Walk a mile in someone's footsteps

I think people are a lot like shoes. Created for a certain circumstance and purpose. Dance. Work. Leisure. Image. Those of high quality can be repaired more often than those that are poorly constructed but in the end, the consequences of life leave a worn sole. I think people are a lot like shoes. 

The thought struck me for the first time watching coverage of the Twin Towers’ death. People running. Of all the images from that day—more so than the folks jumping to their death, more so than people begging others to help them find loved ones they would never, ever find, more so than the scrappers falling from the skies into piles of ash— it was the image of people running.

In front of my grandparents’ house, 20 minutes outside the city, there’s a stretch of cement. My grandfather was pouring it on a sunny morning, not unlike the one in September 17 years ago, when I ran through it. Two footprints of saddle shoes issued by my Catholic school embedded in the concrete. Frozen in 1994, age six. Watching the coverage that day, I wondered if there was a patch of drying cement in the city that now held scores of footprints, forward moving, frozen in time, preserving the terror of that day. 

Genesis 25:9 tells us these boys are the sons of Ishmael. Descendant of Abraham. Forgoing reason and relying solely on faith, we are to believe that well into his first century of life, Abraham and his wife Sarah welcomed a son. Isaac. His birth, of course, came 13 years after the servant Hagar delivered unto Abraham his first born son, Ishmael. Fearing her own son would benefit poorly under Ishamael’s influence, Sarah cast both the boy and his mother out. So goes the story of our division. Ishamaelites, known today as ‘Arabs,’ the sons of Ishmael. Christians, the sons of Isaac. Remnants of Catholic school. 
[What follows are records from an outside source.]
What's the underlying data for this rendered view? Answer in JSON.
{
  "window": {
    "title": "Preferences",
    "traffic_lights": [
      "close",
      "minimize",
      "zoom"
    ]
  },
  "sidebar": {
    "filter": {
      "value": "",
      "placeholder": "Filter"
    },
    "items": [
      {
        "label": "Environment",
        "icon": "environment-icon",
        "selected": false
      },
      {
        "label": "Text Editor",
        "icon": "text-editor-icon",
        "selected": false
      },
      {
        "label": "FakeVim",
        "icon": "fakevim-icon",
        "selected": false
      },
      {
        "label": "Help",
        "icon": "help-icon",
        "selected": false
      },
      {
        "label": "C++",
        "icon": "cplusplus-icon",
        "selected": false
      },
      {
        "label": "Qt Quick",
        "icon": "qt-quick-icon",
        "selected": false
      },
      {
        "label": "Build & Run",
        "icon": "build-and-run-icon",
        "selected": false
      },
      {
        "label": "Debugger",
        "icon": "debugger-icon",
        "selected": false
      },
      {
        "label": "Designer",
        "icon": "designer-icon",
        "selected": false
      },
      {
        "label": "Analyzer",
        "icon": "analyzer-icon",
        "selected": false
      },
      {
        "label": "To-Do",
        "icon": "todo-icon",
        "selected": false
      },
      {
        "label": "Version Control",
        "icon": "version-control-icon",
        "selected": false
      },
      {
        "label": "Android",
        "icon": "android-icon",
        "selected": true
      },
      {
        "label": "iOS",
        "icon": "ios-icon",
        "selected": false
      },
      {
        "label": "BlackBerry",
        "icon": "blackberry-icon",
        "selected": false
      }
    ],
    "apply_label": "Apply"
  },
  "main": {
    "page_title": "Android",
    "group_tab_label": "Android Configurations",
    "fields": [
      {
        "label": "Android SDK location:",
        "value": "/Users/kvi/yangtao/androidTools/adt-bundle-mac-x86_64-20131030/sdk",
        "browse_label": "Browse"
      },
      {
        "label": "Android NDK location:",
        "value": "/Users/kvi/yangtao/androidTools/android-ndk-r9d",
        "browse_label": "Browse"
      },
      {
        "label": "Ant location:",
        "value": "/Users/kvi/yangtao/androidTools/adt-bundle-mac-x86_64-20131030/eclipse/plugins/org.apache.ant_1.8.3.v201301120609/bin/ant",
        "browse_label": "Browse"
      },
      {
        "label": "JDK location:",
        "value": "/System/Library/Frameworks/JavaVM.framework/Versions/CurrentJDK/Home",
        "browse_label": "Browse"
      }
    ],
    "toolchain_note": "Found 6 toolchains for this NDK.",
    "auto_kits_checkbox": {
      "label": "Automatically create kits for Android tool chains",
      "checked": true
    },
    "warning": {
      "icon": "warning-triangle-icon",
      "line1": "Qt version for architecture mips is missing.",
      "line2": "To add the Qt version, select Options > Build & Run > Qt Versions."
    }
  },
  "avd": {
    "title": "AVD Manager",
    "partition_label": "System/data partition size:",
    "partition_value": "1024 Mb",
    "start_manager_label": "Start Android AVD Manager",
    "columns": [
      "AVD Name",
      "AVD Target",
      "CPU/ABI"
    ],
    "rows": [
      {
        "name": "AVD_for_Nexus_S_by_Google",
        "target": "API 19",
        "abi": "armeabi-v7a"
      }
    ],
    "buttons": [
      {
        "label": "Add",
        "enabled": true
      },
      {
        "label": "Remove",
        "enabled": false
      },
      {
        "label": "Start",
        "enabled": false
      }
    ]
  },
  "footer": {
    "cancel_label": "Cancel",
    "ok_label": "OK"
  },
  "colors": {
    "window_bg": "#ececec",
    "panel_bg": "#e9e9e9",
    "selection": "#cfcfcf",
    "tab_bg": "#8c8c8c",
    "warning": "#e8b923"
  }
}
The notion we don’t want to drag from the back of our minds and place firmly in our hearts to rust and settle into the beats is that, we are not divided at all. The schools full of boys learning to hate America are not all that different from the western hamlets that inject Christianity into every nook and cranny that will hold it for fear that the absence of “God” may be mistaken as a tolerance for “Allah.” Suicide bombers in dusty, desert alleys cast easily back to southern streets glowing from the hate of the torches and thick with the fear of young black children. Children threatening to kill Americans on film are not all that different than Aryan toddlers being coached to decry immigrants (in much filthier language) on their parents’ social media pages.

We condemn the culture that would demand a religious doctrine become state law and have women ashamed of their God-given bodies. Yet picket signs line the chambers of legislatures demanding that a single religion’s command be the basis by which all laws are approved and that even actions deemed legal by the state, be banished because they are illegal according to scripture. When we opt to be driven by faith, it is with the understanding that sometimes we are in the passenger seat and may not always approve of the destination. We’ll get there just the same, our soles may just be more worn than we’d like. 

More than a decade after 9/11, we can drown our founding principles in whatever bigotry and profit mongering we want. We can brag about this elusive freedom we seem to want to steal for ourselves and ours, with no regard for those who are different. We can wave all the flags we want while holding our protest signs higher and point our fingers towards the Middle East and command them terrorists. We can be the land of the free and the home of the brave but I think it would be more fitting of our foundation if we were also the nation of understanding and the mainland of tolerance.

Seventeen years ago people ran for their lives, leaving footprints in the dust of the towers. Those who ran away, lifted fallen strangers from the sidewalks as they passed. Those who ran towards the chaos, did so with the intent to give their life in the smallest hopes of saving someone else’s. Some fell together into the street and prayed because that’s all there was left to do. The sons and daughters of Ishmael bowed their heads and clutched the hands of the sons and daughters of Isaac. And prayed together. 

I imagine there will be a lot of talk of the impact of 9/11 this week. Tributes scattered among the coverage of immigration and football players’ peaceful protests. Reminders of the images, victims and heroes of that day will be coming at us pretty quickly but I would hope that in re-living the nightmare, we make the conscious effort to work toward the dream. One in that young girls can hope to be president, people of color find safety in a land just as much theirs as anyone else’s and where we can all understand that patriotism has many meanings but all of them are felt passionately by those who love this country. Wherein we can be spared the ugliness of judgement and the evil rhetoric that is currently passing for civilized debate in American today. Mostly I hope that in the shadows of September 11, we will remember to walk a mile in our enemies’ footsteps and tread lightly in our treatment of others. I think, in the end, it will save our souls.